In contrast, to increase the device’s propagation speed, the output of the generators is decreased, which effectively decreases the pressure on surfaces ‘A’; i.e. the pressure that slows down the propagation. If needed, the motors can be used to increase the pressure on surfaces ‘B’.
In addition, we can deduce that through appropriate adjustments to the output of the generators, we can turn the kinetic and potential energy of the water into electrical energy by directing pressures to surfaces (A) and (B).
The resistance of the water impedes the movement of the EMU
Generally speaking, the EMU’s electricity output depends on both the propagation speed of the EMU’s center of gravity and the EMU’s rotational speed, both of which are generated by the wind.
The propagation of the EMU is impeded by the mass of water in front of it that needs to be moved behind the device. The deeper the EMU is in the water while advancing, the larger is the mass of water that needs to be moved and also the resistance to propagation 🙁
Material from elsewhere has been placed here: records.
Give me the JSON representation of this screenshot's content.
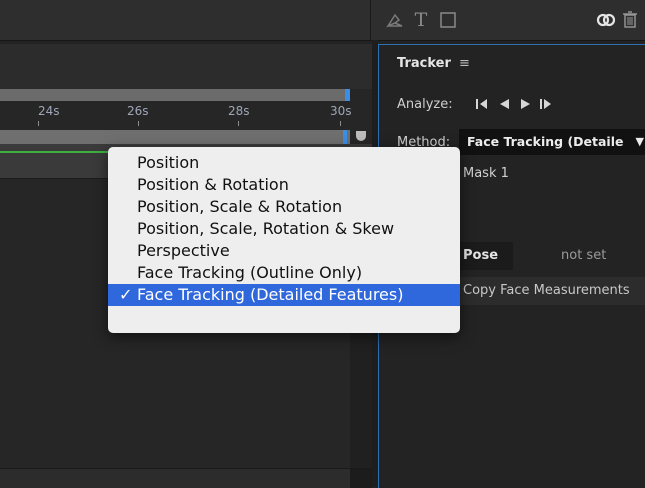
{
  "toolbar": {
    "icons": [
      "pen-icon",
      "text-tool-icon",
      "shape-tool-icon",
      "creative-cloud-icon",
      "trash-icon"
    ],
    "text_tool_glyph": "T"
  },
  "timeline": {
    "ticks": [
      "24s",
      "26s",
      "28s",
      "30s"
    ]
  },
  "tracker": {
    "title": "Tracker",
    "menu_glyph": "≡",
    "analyze_label": "Analyze:",
    "method_label": "Method:",
    "method_value": "Face Tracking (Detaile",
    "mask_label": "Mask 1",
    "rest_pose_button": "Pose",
    "rest_pose_status": "not set",
    "copy_button": "Copy Face Measurements"
  },
  "dropdown": {
    "items": [
      "Position",
      "Position & Rotation",
      "Position, Scale & Rotation",
      "Position, Scale, Rotation & Skew",
      "Perspective",
      "Face Tracking (Outline Only)",
      "Face Tracking (Detailed Features)"
    ],
    "selected_index": 6,
    "check_glyph": "✓"
  },
  "colors": {
    "selection": "#2f67dd",
    "accent_blue": "#3a8ee6",
    "work_area_green": "#3fae3f"
  }
}
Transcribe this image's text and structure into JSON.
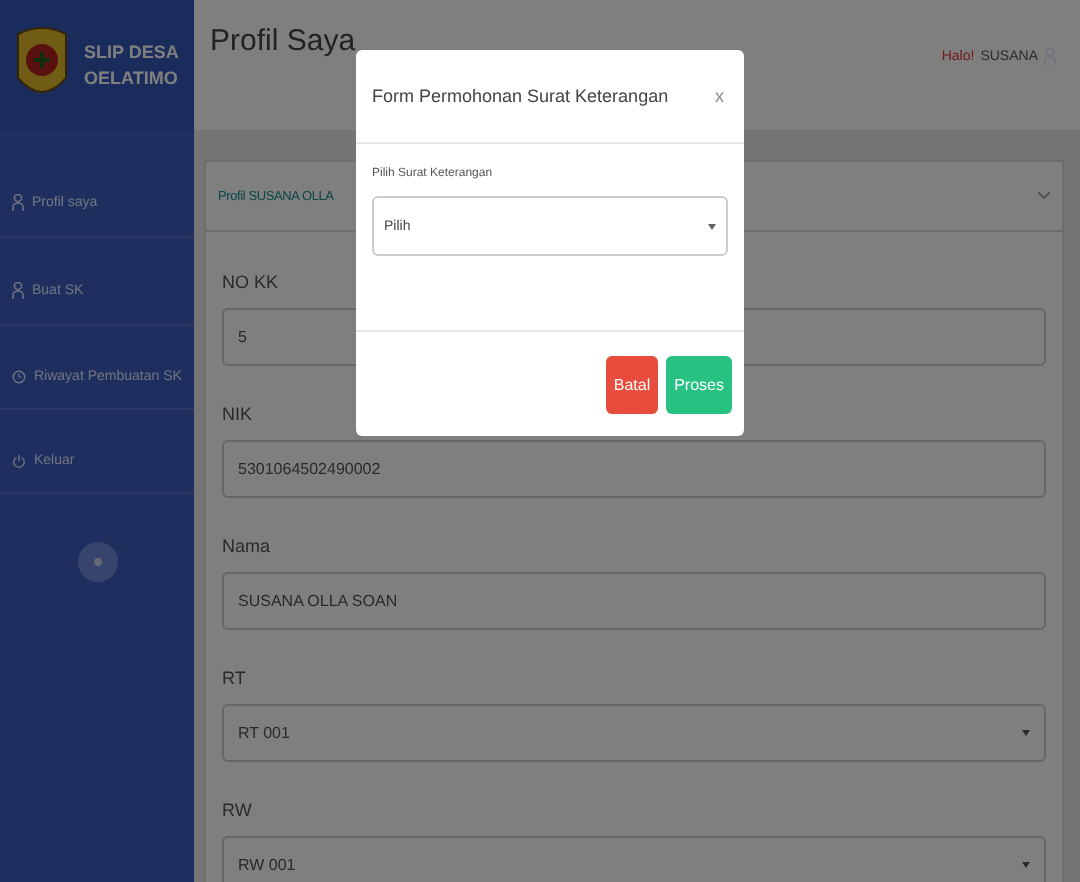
{
  "brand": {
    "line1": "SLIP DESA",
    "line2": "OELATIMO"
  },
  "sidebar": {
    "items": [
      {
        "label": "Profil saya",
        "kind": "user"
      },
      {
        "label": "Buat SK",
        "kind": "user"
      },
      {
        "label": "Riwayat Pembuatan SK",
        "kind": "clock"
      },
      {
        "label": "Keluar",
        "kind": "power"
      }
    ]
  },
  "header": {
    "title": "Profil Saya",
    "greeting": "Halo!",
    "user": "SUSANA"
  },
  "card": {
    "title": "Profil SUSANA OLLA",
    "fields": [
      {
        "label": "NO KK",
        "value": "5",
        "kind": "input"
      },
      {
        "label": "NIK",
        "value": "5301064502490002",
        "kind": "input"
      },
      {
        "label": "Nama",
        "value": "SUSANA OLLA SOAN",
        "kind": "input"
      },
      {
        "label": "RT",
        "value": "RT 001",
        "kind": "select"
      },
      {
        "label": "RW",
        "value": "RW 001",
        "kind": "select"
      }
    ]
  },
  "modal": {
    "title": "Form Permohonan Surat Keterangan",
    "close": "x",
    "field_label": "Pilih Surat Keterangan",
    "select_value": "Pilih",
    "buttons": [
      {
        "label": "Batal",
        "kind": "danger"
      },
      {
        "label": "Proses",
        "kind": "success"
      }
    ]
  }
}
When the device rotates on the water, the airfoil surfaces (A) and (B) (see image) below the water surface are subject to pressures. These pressures depend on the peripheral speed of the EMU’s aerofoils compared to the propagation speed of its center of gravity (with respect to the surface of water). If these two speeds are equal (directionally opposite below the water surface), the aerofoil surfaces (A) and (B) below the water surface will be subject to almost equal pressures, at least in theory. Additionally, the kinetic friction between the contact surfaces of the device and of water will be at its minimum.
If the propagation speed of the device’s center of gravity is greater than the peripheral speed of the airfoils, then the pressure on surfaces (A) will be greater than the pressure on the surfaces (B). The pressure differential thereby created tends to increase the rotational speed, which at the same time tends to decrease the propagation speed.
If the propagation speed of the EMU’s center of gravity is smaller than the peripheral speed of the airfoils, then the (B) surfaces will be subject to a greater pressure than the (A) surfaces. The pressure differential thereby created tends to decrease the rotational speed, which will increase the propagation speed.
Furthermore, the deeper the EMU is in the water while advancing, the greater will be the total surface area of airfoils below the water surface, which will increase the forces impeding the rotation.
To maintain the resistance caused by water as small as possible, the devices should be designed and built as light-weight as possible and made to rotate on the water surface so as to minimize the occurrence of rotation-impeding pressures on the aerofoils below the water surface.
With appropriate adjustment of the output of generators, which are controlled by pressure sensors, we can requlate the water pressures on airfoil surfaces ‘A’ and ‘B’ below the water surface. The optimal conversion of kinetic and potential energy of waves, as well as the kinetic energy of the wind into electrical energy is based on this.
Minimizing rolling resistance
Now, let us imagine a situation, where the device is light and the output of the generators is adjusted so that, when the device starts moving, the peripheral speed of the airfoils and the propagation speed of the device’s center of gravity remain continuously equal with respect to water.
In this case, the pressures on the airfoil surfases ‘A’ and ‘B’ below the water surface would be as equal as possible and the kinetic friction between the contact surfaces of the device and water would be minimal. This would mean that as litle energy as possible is wasted to warm up the seawater in the whirlpools generated by the friction and the airfoils under pressures.
The wind pushes the device that rotates on the water as freely as possible.
This is analogous to the wheel of a car rolling freely on the road pushed by the car and its engine.